Sportswear company Adidas has said that it will attempt to sell the remaining merchandise it designed with musician Kanye West, officially known as Ye, following the end of the pair's partnership after he posted antisemitic comments online.
The move was announced yesterday by Adidas CEO Bjørn Gulden during the brand's annual general company meeting in Germany.
Adidas cut ties with Ye last October after the musician shared antisemitic messages on Twitter and Instagram, which garnered widespread outrage and led to his accounts being locked by both social media platforms.
Adidas reportedly has around 1.2 billion euros (£1 billion) worth of unsold Yeezy shoes in storage after the brand ceased the collaboration with Ye.
"For the last four months, we have been trying to find solutions for what to do with it," said Gulden, who also admitted last week that the termination of the Yeezy partnership had cut Adidas sales by 400 million euros (£350 million) in the first quarter of this year.
Gulden continued by announcing that the brand has decided to sell some of the remaining footwear and other products that are in storage and donate a portion of the proceeds, currently undetermined, to charities that support those directly harmed by Ye's remarks.
However, it has been reported that Ye will be entitled to some of the profits under the terms of the Yeezy partnership.
"Burning the products is not the solution," said Gulden. "Talking to all the NGOs and a lot of the organisations that have been hurt by Kanye, they all say: no, that's not the solution."
"What we are trying to do now over time is to sell parts of this inventory and donate money to the organisations helping us and that were also hurt by Kanye's statements," added the CEO. "When and how we will do this is not clear yet, but we are working on it."
Last week, Adidas also warned that by scrapping the unsold stock entirely, the brand's operating profit for 2023 could be affected by 500 million euros (£435 million).
Shares in Adidas were said to have gone up by two per cent following the general company meeting.
According to reports, Gulden defended Adidas' initial decision to collaborate with Ye by saying, "as difficult as he was, he is perhaps the most creative mind in our industry".
At the start of this month, Adidas shareholders filed a lawsuit against the brand, claiming that Adidas knew about Ye's antisemitism and "extreme behaviour" years before the termination of the Yeezy partnership – something that the company has denied.
"Adidas does not tolerate antisemitism and any other sort of hate speech," the brand said in a statement last October, explaining its decision to drop Ye.

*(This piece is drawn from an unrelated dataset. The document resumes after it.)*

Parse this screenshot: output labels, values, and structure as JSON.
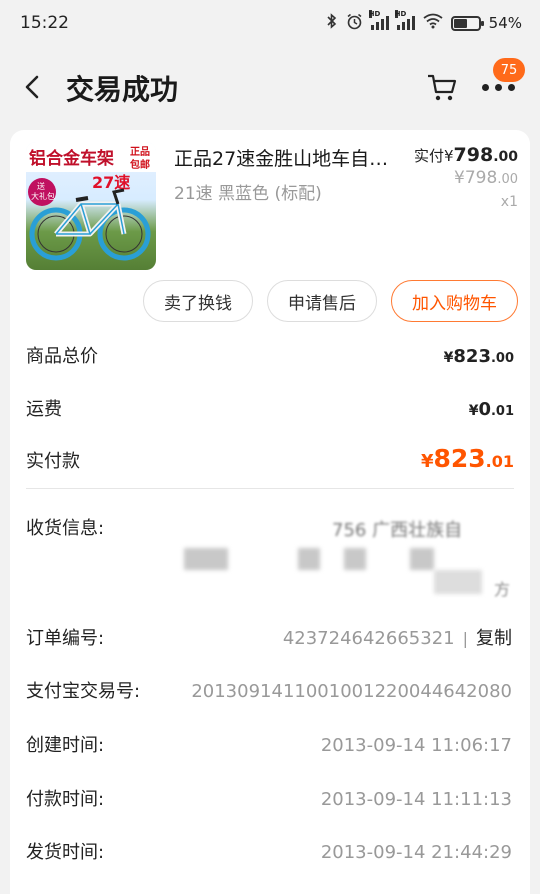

Adidas' decision to cut ties with the musician followed fashion brand Balenciaga's terminated partnership with Ye. Balenciaga previously launched a collaboration with Ye and retailer Gap in a Miami car park.
The main photography is by Unsplash.